I think that the economy setting works, despite the lower temperature, by increasing the "contact time" - i.e. it just keeps washing for longer. Is it possible that you have somehow activated such an economy setting?
The other thing that happened to us once was that it wouldn't get out of the initial pre-wash rinse. We discovered it wasn't filling properly with water for some reason - and it wasn't the inlet pipework at all.
I bunged a few pints of (hot) water into the thing in the hope that if it were a grease problem, the heat would help, and it finished the cycle fine. I then gave it a good clean out - filters, spray bars, the lot, and ran it on the hottest wash with nothing in except a small squeeze of washing up liquid. It's never had that problem since, but I repeat the empty-wash thing every couple of months, and I make sure to give it a good clean-out every time we have something like bolognese or lasagne as the tomato/mince combination seems to trap grease and stain certain plastics pink.
Someone else on this ng (one of the Andys?) reckons that a (small) drop of washing up liquid in the machine helps keep it clear of grease as apparently there are some sorts of grease which aren't transported well by dishwasher tablets.
Hwyl!
M.
--
Martin Angove: http://www.tridwr.demon.co.uk /
Two free issues: http://www.livtech.co.uk/ Living With Technology
  Click to see the full signature.
Add pictures here
βœ–
<% if( /^image/.test(type) ){ %>
<% } %>
<%-name%>
Add image file
Upload
On Sat, 30 Jul 2005 20:48:38 +0100, Martin Angove

Sainsburys do some dishwasher cleaner tablets. These work very well.
The inside of the machine comes out sparkling after use.
Finish also do a dishwasher cleaner. It consists of a bottle that you place upside down into the cutlery basket. The top of the bottle (that is now facing down) has a type of wax seal. The seal melts when the machine gets up to temperature and it releases the liquid into the machine.
It's a couple of quid. The results appear to be the same as using the cheaper tablets from Sainsburys.
Graham
Add pictures here
βœ–
<% if( /^image/.test(type) ){ %>
<% } %>
<%-name%>
Add image file
Upload

I would sack the lazy women, younger prettier one's are easy to find.
<ducks>
Add pictures here
βœ–
<% if( /^image/.test(type) ){ %>
<% } %>
<%-name%>
Add image file
Upload

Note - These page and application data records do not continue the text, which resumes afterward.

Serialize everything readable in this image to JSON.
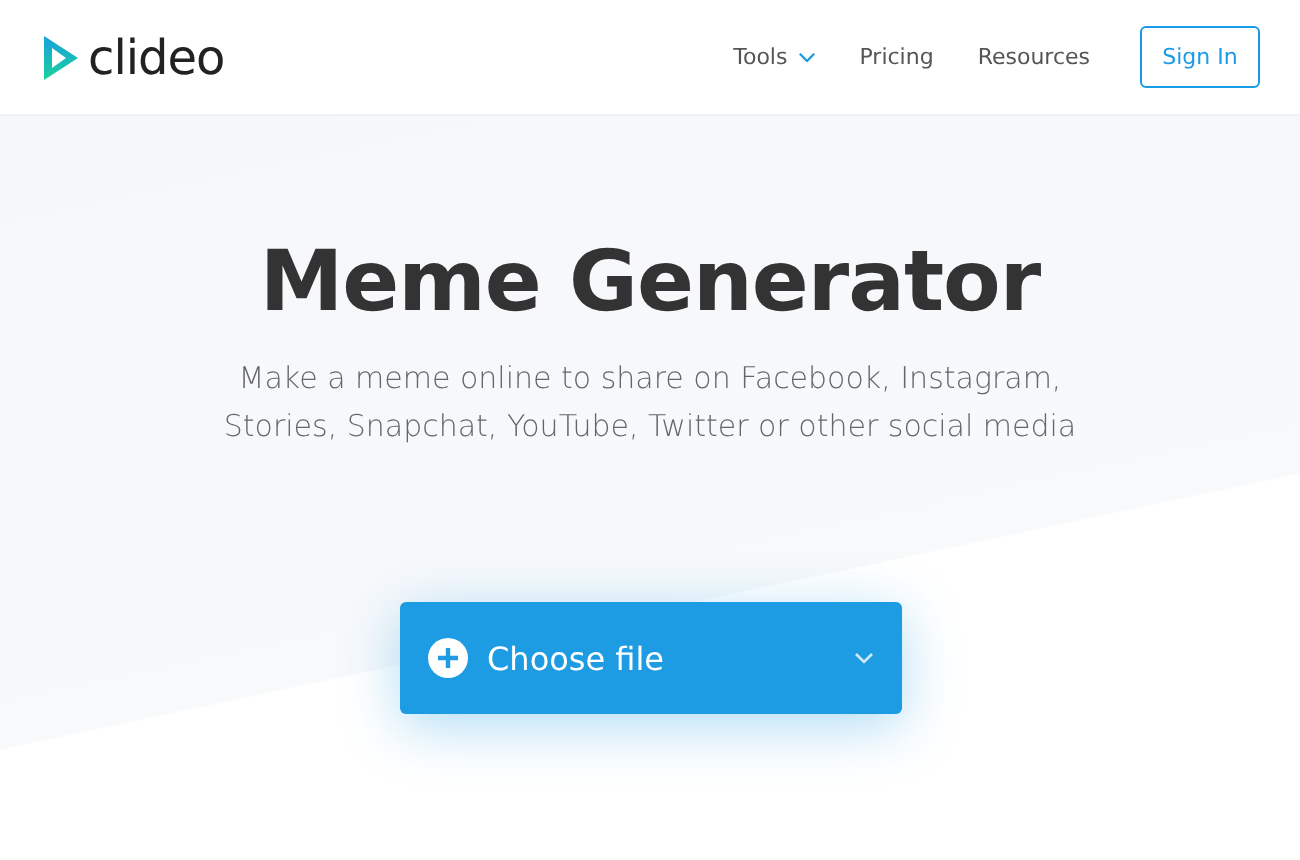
{
  "header": {
    "logo": "clideo",
    "nav": [
      {
        "label": "Tools",
        "dropdown": true
      },
      {
        "label": "Pricing",
        "dropdown": false
      },
      {
        "label": "Resources",
        "dropdown": false
      }
    ],
    "sign_in": "Sign In"
  },
  "hero": {
    "title": "Meme Generator",
    "subtitle": "Make a meme online to share on Facebook, Instagram, Stories, Snapchat, YouTube, Twitter or other social media",
    "upload_button": "Choose file"
  }
}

HomeOwnersHub.com is a website for homeowners and building and maintenance pros. It is not affiliated with any of the manufacturers or service providers discussed here. All logos and trade names are the property of their respective owners.